Ian Robinson knows he’s living on borrowed time. He was diagnosed with Stage 4 cancer in 2016.
“I’m a successful fugitive from the law of averages right now,” Robinson told Global News Friday.
He said his cancer diagnosis “closed in” his entire world and now, COVID-19 has virtually stopped his life.
Read more: Alberta’s COVID-19 positivity rate rises to 10.5%; health system under ‘enormous strain’
“I rebuilt something that looked like a life and COVID came along and just narrowed it right back down again,” Robinson said.
“I’m trapped in my house for most of my life now and that’s sorrowful.”
He said he felt cheated by COVID, which took away his ability to fulfill a bucket list.
“I can’t travel. I did hold my wife’s hand on a river boat in Burgundy, I lit a candle to a saint in Notre Dame, I stood in Shakespeare’s boyhood bedroom,” Robinson said.
“But I wanted to see the Trevi Fountain and the Colosseum and eat my way through Tuscany, I had a lot of plans.”

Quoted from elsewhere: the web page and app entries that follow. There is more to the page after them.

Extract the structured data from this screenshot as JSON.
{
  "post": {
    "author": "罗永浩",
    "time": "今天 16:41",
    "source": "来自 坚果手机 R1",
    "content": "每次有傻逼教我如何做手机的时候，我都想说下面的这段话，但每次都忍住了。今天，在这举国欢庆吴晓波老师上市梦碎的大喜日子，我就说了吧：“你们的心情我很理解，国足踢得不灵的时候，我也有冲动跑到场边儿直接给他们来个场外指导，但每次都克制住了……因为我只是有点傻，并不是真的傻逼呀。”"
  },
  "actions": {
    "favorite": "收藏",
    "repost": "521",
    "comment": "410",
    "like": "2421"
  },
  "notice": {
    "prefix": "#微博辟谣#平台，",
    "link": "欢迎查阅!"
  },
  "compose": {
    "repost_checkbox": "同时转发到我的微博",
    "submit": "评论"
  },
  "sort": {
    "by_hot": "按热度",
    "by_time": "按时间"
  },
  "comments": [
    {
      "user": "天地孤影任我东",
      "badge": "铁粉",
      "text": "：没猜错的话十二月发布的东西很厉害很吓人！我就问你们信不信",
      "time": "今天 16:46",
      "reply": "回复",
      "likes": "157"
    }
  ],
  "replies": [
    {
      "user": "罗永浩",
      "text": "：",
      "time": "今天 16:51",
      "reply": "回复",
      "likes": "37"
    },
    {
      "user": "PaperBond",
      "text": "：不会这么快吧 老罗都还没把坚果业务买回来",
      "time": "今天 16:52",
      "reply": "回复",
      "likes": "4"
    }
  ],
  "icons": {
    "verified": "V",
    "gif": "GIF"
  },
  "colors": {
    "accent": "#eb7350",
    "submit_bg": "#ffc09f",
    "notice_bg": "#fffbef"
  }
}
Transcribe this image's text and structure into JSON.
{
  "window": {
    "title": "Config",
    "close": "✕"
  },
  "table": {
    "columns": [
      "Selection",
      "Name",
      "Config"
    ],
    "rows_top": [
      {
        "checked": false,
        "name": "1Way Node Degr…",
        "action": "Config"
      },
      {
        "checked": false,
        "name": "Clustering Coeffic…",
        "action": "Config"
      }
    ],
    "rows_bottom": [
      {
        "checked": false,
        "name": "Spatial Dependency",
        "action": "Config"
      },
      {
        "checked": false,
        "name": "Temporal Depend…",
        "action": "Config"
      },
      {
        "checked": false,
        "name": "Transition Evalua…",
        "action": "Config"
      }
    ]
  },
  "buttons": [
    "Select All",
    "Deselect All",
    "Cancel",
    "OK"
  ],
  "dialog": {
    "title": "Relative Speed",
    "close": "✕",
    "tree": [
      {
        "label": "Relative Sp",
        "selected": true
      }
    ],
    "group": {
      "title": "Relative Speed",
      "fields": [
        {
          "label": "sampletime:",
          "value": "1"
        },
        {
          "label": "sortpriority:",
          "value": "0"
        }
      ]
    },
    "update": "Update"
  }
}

Read more: 40-year-old Edmonton man documents his heartbreaking decline before COVID-19 took his life
Robinson said virtual visits with support groups like Wellspring have been a lifeline, but he’s scared of what’s to come.
He needs to go to hospitals and the Tom Baker Cancer Centre for treatments and care often, and visitor restrictions due to outbreaks mean his family can’t be with him.
The pandemic has also forced upon him a reality of possibly not having his family by his side during his final moments. He talked about what he thinks of when his son, Jake, comes to mind.
“The first thing I thought of is: I taught him everything I know, I guess the last thing I can do is show him how to die,” he said.
[ Sign up for our Health IQ newsletter for the latest coronavirus updates ]
“But it never occurred to me, if I would live in a pandemic, my greatest fear would be dying alone.”
‘The physical footprint is only so big’
Dr. Kirsten Fiest works at the Foothills Hospital in critical care medicine. She said the reality of people suffering in hospital without family by their side is heartbreaking for everyone.
“We are at that point — people might be dying alone, with only health care team around them, [and] if the health care team has the capacity and isn’t treating other highly ill people, they might be able to provide an iPad,” Fiest said. “It’s just horrible for everyone involved.”
Fiest said other areas of the hospital are having to be converted into ICU units.
“I was scared when there was 30 ICU cases and we are tripled, coming in at 100,” she said.
“We are looking to expand beyond the traditional ICU footprint. Operating rooms and different places traditionally not used as ICU beds are having to be pulled in and outfitted with the technology that would allow patients to be cared for in a different environment because the physical footprint is only so big,” Dr. Fiest said.
Read more: Alberta nurse practitioner describes ICU during pandemic: ‘We’re feeling a bit defeated’
Even with the caring touch of a nurse, Robinson said there is no way to reconcile coming to terms with those final moments without “your people” by your side.
“I never thought I would have to be in there with a nurse who couldn’t hold my hand,” Robinson said.
“Can you imagine the last human touch you feel is latex? It’s beyond belief.”
Nurses are getting overwhelmed with the situation, according to United Nurses of Alberta vice-president Cameron Westhead, who said staffing ratios are a growing concern.
“We were short-staffed before the pandemic began,” Westhead said.
“When you increase the number of patients, but staff remains the same, the care gets diluted,” Westhead said.
Read more: Increasing COVID-19 hospitalizations in Alberta pushing ICUs to 90% capacity
An Alberta Health Services statement confirmed over the next days and weeks, staff will be adding acute care beds and ICU beds in Alberta hospitals, specifically for patients with COVID-19.
AHS said it is using four main strategies to create additional capacity:
- Transferring patients out of acute care who no longer need to be in hospital (some will be discharged, others will go to vacant or new community continuing care beds)
- Moving patients to beds across the province temporarily, until beds open up close to home
- Opening closed units, repurposing decommissioned space, opening temporary wards and using areas like children’s hospital spaces, the Peter Lougheed Centre field hospital, or other facilities
- Reducing ambulatory care and surgery to reduce non COVID-19 bed need and staffing need
“We know this may cause concern but we are working to minimize any disruption to patients. These are extraordinary times, and we are simply unable to provide health care the way we usually do,” AHS said.View link »
© 2020 Global News, a division of Corus Entertainment Inc.